In her new show Nanette, the Melbourne comedian is addressing a time in her life when her self-esteem suffered the greatest blows – her formative years in rural Tasmania in the mid-’90s, when the entire state was debating whether to legalise homosexuality. “It was a really public debate, and I grew up in that. The fact that it was illegal to be gay wasn’t as damaging as the active debate and just the horrific, constant chat. And when that started, all you heard from the mainland is how stupid and bigoted and backwards Tasmanians were. It was only until recently that I realised how fucked that was.”
Last year, Gadsby became a powerful voice against the marriage equality plebiscite, comparing the damaging effects of the raging storm of opinions around homosexuality to her horrific experiences in Tasmania. “Every day I deal with the effects of anxiety and low-esteem,” she wrote in a Facebook post last year. “It is not nearly as debilitating as it used to be but I don’t imagine I will ever be truly free of it. Just imagine how brilliant I could have been if I hadn’t been given such a shit show at such a vulnerable time in my life.”
Very few (if any) comedians could write a show blending such searingly personal reflections with political turmoil (and make it funny); but Gadsby’s razor-sharp social commentary, unflinching honesty and natural charm is why she is one of Australia’s best-loved (and innovative) artists. Several years back, she even half-jokingly classified her work in a new sub-genre: "depression comedy".
Having also co-written and featured in Josh Thomas’ acclaimed Please Like Me, there’s no doubt that Gadsby is at the peak of her career. And yet, she is adamant that Nanette will be her last stand-up show. “I don’t want to be self-deprecating anymore, because I’ve done a lot of work on this situation,” she says, gesturing from her head to her toes.

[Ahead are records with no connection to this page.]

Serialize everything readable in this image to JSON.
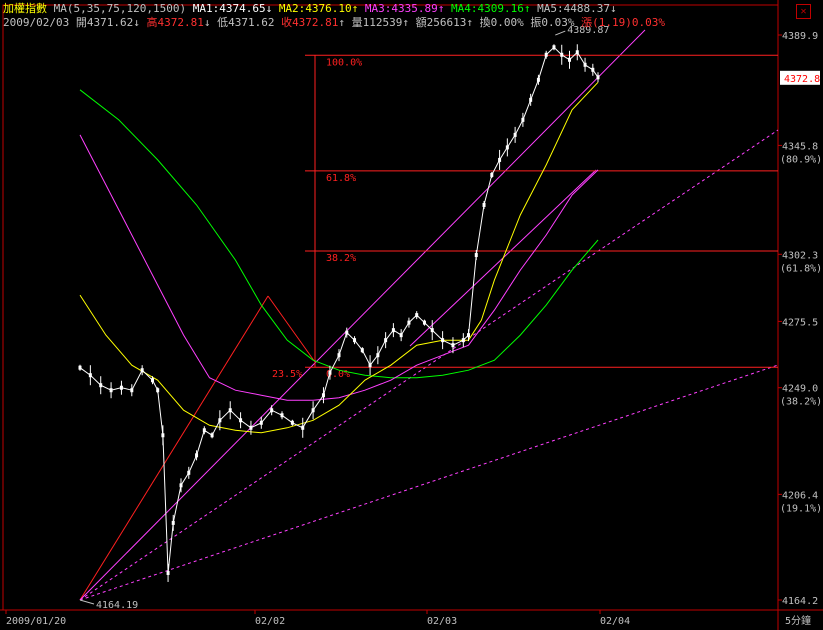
{
  "header": {
    "index_name": "加權指數",
    "ma_params": "MA(5,35,75,120,1500)",
    "ma1": {
      "label": "MA1:",
      "value": "4374.65",
      "arrow": "↓"
    },
    "ma2": {
      "label": "MA2:",
      "value": "4376.10",
      "arrow": "↑"
    },
    "ma3": {
      "label": "MA3:",
      "value": "4335.89",
      "arrow": "↑"
    },
    "ma4": {
      "label": "MA4:",
      "value": "4309.16",
      "arrow": "↑"
    },
    "ma5": {
      "label": "MA5:",
      "value": "4488.37",
      "arrow": "↓"
    },
    "date": "2009/02/03",
    "open": {
      "label": "開",
      "value": "4371.62",
      "arrow": "↓"
    },
    "high": {
      "label": "高",
      "value": "4372.81",
      "arrow": "↓"
    },
    "low": {
      "label": "低",
      "value": "4371.62"
    },
    "close": {
      "label": "收",
      "value": "4372.81",
      "arrow": "↑"
    },
    "volume": {
      "label": "量",
      "value": "112539",
      "arrow": "↑"
    },
    "amount": {
      "label": "額",
      "value": "256613",
      "arrow": "↑"
    },
    "turnover": {
      "label": "換",
      "value": "0.00%"
    },
    "amplitude": {
      "label": "振",
      "value": "0.03%"
    },
    "change": {
      "label": "漲",
      "value": "(1.19)",
      "pct": "0.03%"
    }
  },
  "period_label": "5分鐘",
  "close_icon": "close-icon",
  "colors": {
    "background": "#000000",
    "grid": "#c00000",
    "candle_up": "#ffffff",
    "candle_down": "#ffffff",
    "ma1": "#ffffff",
    "ma2": "#ffff00",
    "ma3": "#ff40ff",
    "ma4": "#00ff00",
    "ma5": "#00ff00",
    "fib": "#ff2020",
    "fan": "#ff40ff",
    "fan_red": "#ff2020",
    "axis_text": "#c0c0c0"
  },
  "chart_data": {
    "type": "line",
    "title": "加權指數",
    "y_ticks": [
      {
        "value": 4389.9,
        "label": "4389.9"
      },
      {
        "value": 4345.8,
        "label": "4345.8",
        "sub": "(80.9%)"
      },
      {
        "value": 4302.3,
        "label": "4302.3",
        "sub": "(61.8%)"
      },
      {
        "value": 4275.5,
        "label": "4275.5"
      },
      {
        "value": 4249.0,
        "label": "4249.0",
        "sub": "(38.2%)"
      },
      {
        "value": 4206.4,
        "label": "4206.4",
        "sub": "(19.1%)"
      },
      {
        "value": 4164.2,
        "label": "4164.2"
      }
    ],
    "current_price": "4372.8",
    "x_ticks": [
      {
        "label": "2009/01/20",
        "index": 0
      },
      {
        "label": "02/02",
        "index": 193
      },
      {
        "label": "02/03",
        "index": 306
      },
      {
        "label": "02/04",
        "index": 426
      }
    ],
    "x_count": 560,
    "annotations": {
      "high": {
        "text": "4389.87",
        "index": 367,
        "value": 4389.87
      },
      "low": {
        "text": "4164.19",
        "index": 0,
        "value": 4164.19
      }
    },
    "fib_levels": [
      {
        "label": "100.0%",
        "value": 4381.8
      },
      {
        "label": "61.8%",
        "value": 4335.6
      },
      {
        "label": "38.2%",
        "value": 4303.6
      },
      {
        "label": "23.5%",
        "value": 4257.2
      },
      {
        "label": "0.0%",
        "value": 4257.2
      }
    ],
    "close_series": [
      [
        0,
        4257
      ],
      [
        8,
        4254
      ],
      [
        16,
        4250
      ],
      [
        24,
        4248
      ],
      [
        32,
        4249
      ],
      [
        40,
        4248
      ],
      [
        48,
        4256
      ],
      [
        56,
        4252
      ],
      [
        60,
        4248
      ],
      [
        64,
        4230
      ],
      [
        68,
        4175
      ],
      [
        72,
        4195
      ],
      [
        78,
        4210
      ],
      [
        84,
        4215
      ],
      [
        90,
        4222
      ],
      [
        96,
        4232
      ],
      [
        102,
        4230
      ],
      [
        108,
        4236
      ],
      [
        116,
        4240
      ],
      [
        124,
        4236
      ],
      [
        132,
        4233
      ],
      [
        140,
        4235
      ],
      [
        148,
        4240
      ],
      [
        156,
        4238
      ],
      [
        164,
        4235
      ],
      [
        172,
        4233
      ],
      [
        180,
        4240
      ],
      [
        188,
        4246
      ],
      [
        193,
        4255
      ],
      [
        200,
        4262
      ],
      [
        206,
        4271
      ],
      [
        212,
        4268
      ],
      [
        218,
        4264
      ],
      [
        224,
        4258
      ],
      [
        230,
        4262
      ],
      [
        236,
        4268
      ],
      [
        242,
        4272
      ],
      [
        248,
        4270
      ],
      [
        254,
        4275
      ],
      [
        260,
        4278
      ],
      [
        266,
        4275
      ],
      [
        272,
        4272
      ],
      [
        280,
        4268
      ],
      [
        288,
        4266
      ],
      [
        296,
        4268
      ],
      [
        300,
        4270
      ],
      [
        306,
        4302
      ],
      [
        312,
        4322
      ],
      [
        318,
        4334
      ],
      [
        324,
        4340
      ],
      [
        330,
        4345
      ],
      [
        336,
        4350
      ],
      [
        342,
        4356
      ],
      [
        348,
        4364
      ],
      [
        354,
        4372
      ],
      [
        360,
        4382
      ],
      [
        366,
        4385
      ],
      [
        372,
        4382
      ],
      [
        378,
        4380
      ],
      [
        384,
        4383
      ],
      [
        390,
        4378
      ],
      [
        396,
        4376
      ],
      [
        400,
        4373
      ]
    ],
    "ma2_series": [
      [
        0,
        4286
      ],
      [
        20,
        4270
      ],
      [
        40,
        4258
      ],
      [
        60,
        4252
      ],
      [
        80,
        4240
      ],
      [
        100,
        4234
      ],
      [
        120,
        4232
      ],
      [
        140,
        4231
      ],
      [
        160,
        4233
      ],
      [
        180,
        4236
      ],
      [
        200,
        4242
      ],
      [
        220,
        4252
      ],
      [
        240,
        4258
      ],
      [
        260,
        4266
      ],
      [
        280,
        4268
      ],
      [
        300,
        4268
      ],
      [
        310,
        4276
      ],
      [
        320,
        4292
      ],
      [
        340,
        4318
      ],
      [
        360,
        4338
      ],
      [
        380,
        4360
      ],
      [
        400,
        4371
      ]
    ],
    "ma3_series": [
      [
        0,
        4350
      ],
      [
        20,
        4330
      ],
      [
        40,
        4310
      ],
      [
        60,
        4290
      ],
      [
        80,
        4270
      ],
      [
        100,
        4253
      ],
      [
        120,
        4248
      ],
      [
        140,
        4246
      ],
      [
        160,
        4244
      ],
      [
        180,
        4244
      ],
      [
        200,
        4245
      ],
      [
        220,
        4248
      ],
      [
        240,
        4252
      ],
      [
        260,
        4258
      ],
      [
        280,
        4262
      ],
      [
        300,
        4266
      ],
      [
        320,
        4280
      ],
      [
        340,
        4296
      ],
      [
        360,
        4310
      ],
      [
        380,
        4326
      ],
      [
        400,
        4336
      ]
    ],
    "ma4_series": [
      [
        0,
        4368
      ],
      [
        30,
        4356
      ],
      [
        60,
        4340
      ],
      [
        90,
        4322
      ],
      [
        120,
        4300
      ],
      [
        140,
        4282
      ],
      [
        160,
        4268
      ],
      [
        180,
        4260
      ],
      [
        200,
        4256
      ],
      [
        220,
        4254
      ],
      [
        240,
        4253
      ],
      [
        260,
        4253
      ],
      [
        280,
        4254
      ],
      [
        300,
        4256
      ],
      [
        320,
        4260
      ],
      [
        340,
        4270
      ],
      [
        360,
        4282
      ],
      [
        380,
        4296
      ],
      [
        400,
        4308
      ]
    ]
  }
}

“I think there’s something a bit limiting about comedy,” she continues. “I think it’s a waste of such an accessible cheap art form to put on, to just limit it to jokes. It’s stories I’m more interested in.” So what’s next for Gadsby? Well, right now she’s converting her backyard cubby house into a Renaissance chapel – but she’s also got a memoir and a new art history documentary in the works.
Read more about the serious side of the funny business
Make the most of the Comedy Festival
The MICF is in full swing, with hundreds of funnypeople vying for your comedy dollar. Here, in no particular order, we present our top picks of the festival. Whether you're into sharp political satire, keen observations or flights of surrealist fancy, there's something here for you.